By: Jennifer Rogers
Wikipedia writes, “The American Dream is a national ethos of the United States, the set of ideals (Democracy, Rights, Liberty, Opportunity, and Equality) in which freedom includes the opportunity for prosperity and success, and an upward social mobility for the family and children, achieved through hard work in a society with few barriers. In the definition of the American Dream by James Truslow Adams in 1931, “life should be better and richer and fuller for everyone, with opportunity for each according to ability or achievement” regardless of social class or circumstances of birth.”
American Dream, the Ideal
Sadly, I think the term “American Dream” has faded and has become a mockery for politicians using the term to fight political wars on immigration. But, I choose to believe it is an ideal, not a political platform, and this ideal of hard work and the freedom to have opportunities and succeed no matter where you come from is one I saw first-hand the day I met 4-year-old Israel.
Opportunity for ALL
I first saw Israel’s enchanting smile on Facebook in a video showing off his new custom wheelchair donated by Advocates for Individuals with Disabilities Foundation “AID.org”. If you know his story, you would know that Israel had never been mobile. He spent his life caged in a crib in Bulgaria, outcast because he was considered cursed by God because he had a disability.
Israel’s new family, the Gagnon’s, raised $34,000 to bring him home to Camp Verde, Arizona. Israel was in the states for three months learning his new family, practicing English and army crawling to get to where he needed to be.
Achieved through hard work
Israel is fighting every minute to shed the abusive life style he was raised in for the last 4 years. His mother told us he gets overwhelmed and has to wear headphones to take a break. He was never taught to speak, but just 3 months being in the states, he will repeat every word you say and push to learn more.
He received his gifted special wheelchair and instantly learned to go forward, backward, and even knows a couple tricks. When he wakes up in the morning, his first word is “chair.”
The custom orange specialized wheelchair AID.org provided Israel is a symbol of his new found freedom. He is no longer in a cage, but surround by a loving family. He is no longer confined indoors as a prisoner. Now, he can get into his chair, he can move forward, backward or even in circles.
His new chair gave him the mobility to make his first trip to the Phoenix Zoo. That’s where I met Israel.
He had never been to a zoo, and had never seen any animals other than the family cats. The first animal Israel got to see was the buzzard. I choked up looking at Israel who didn’t blink. What an amazing image to witness someone’s first experience. I will never forget that look of wonder in his eyes.
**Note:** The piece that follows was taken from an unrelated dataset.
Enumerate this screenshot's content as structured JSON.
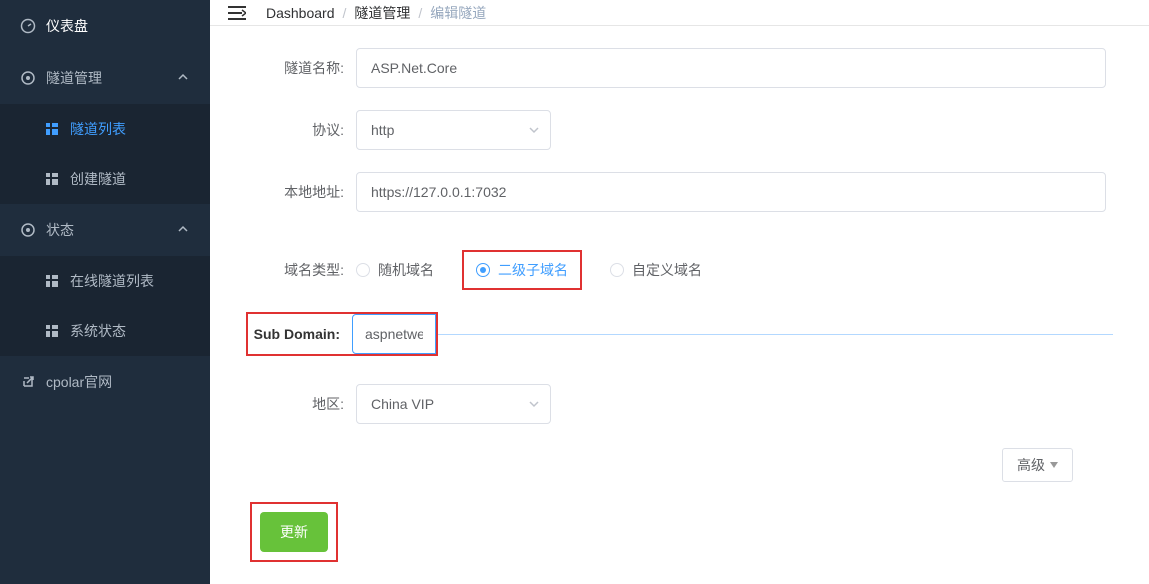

With few barriers
After our trip to the zoo, I kept thinking about Israel, and what a flirt he was, and how he mesmerized everyone around him with his presence. I thought about being an American, and how lucky we are that our country has families like the Gagnons, and organizations like AID.org. Mostly, I thought about Israel and being in his shoes. I kept thinking, he has been in our country for three months and has experienced unconditional love from his family. He has experienced the value of having a family and having someone to take care of you. And at 4 years old, he experienced an American dream. He got the gift of freedom; he is free to be mobile in his new chair, he is free to be loved, and most of all, he is free of the abusive life he left behind.
I am so grateful to be an American, but when I think about true freedom, I have to ask, are we doing enough for our children (and adults) that live with disabilities? Will Israel truly be welcome in the businesses he wants to visit? Will he be treated fairly in a job interview? And will he get the same opportunities and experiences here in America as all of the other children. Statistics tell us our answer – No.
Israel gives me strength to help bring awareness that while we are Americans, we are not all treated equal. I want to read this story in 5 years and know Israel was the start of something big, something widespread, that WE all made a difference because our children will have the opportunity to be whatever they can be under the ideal of the American Dream.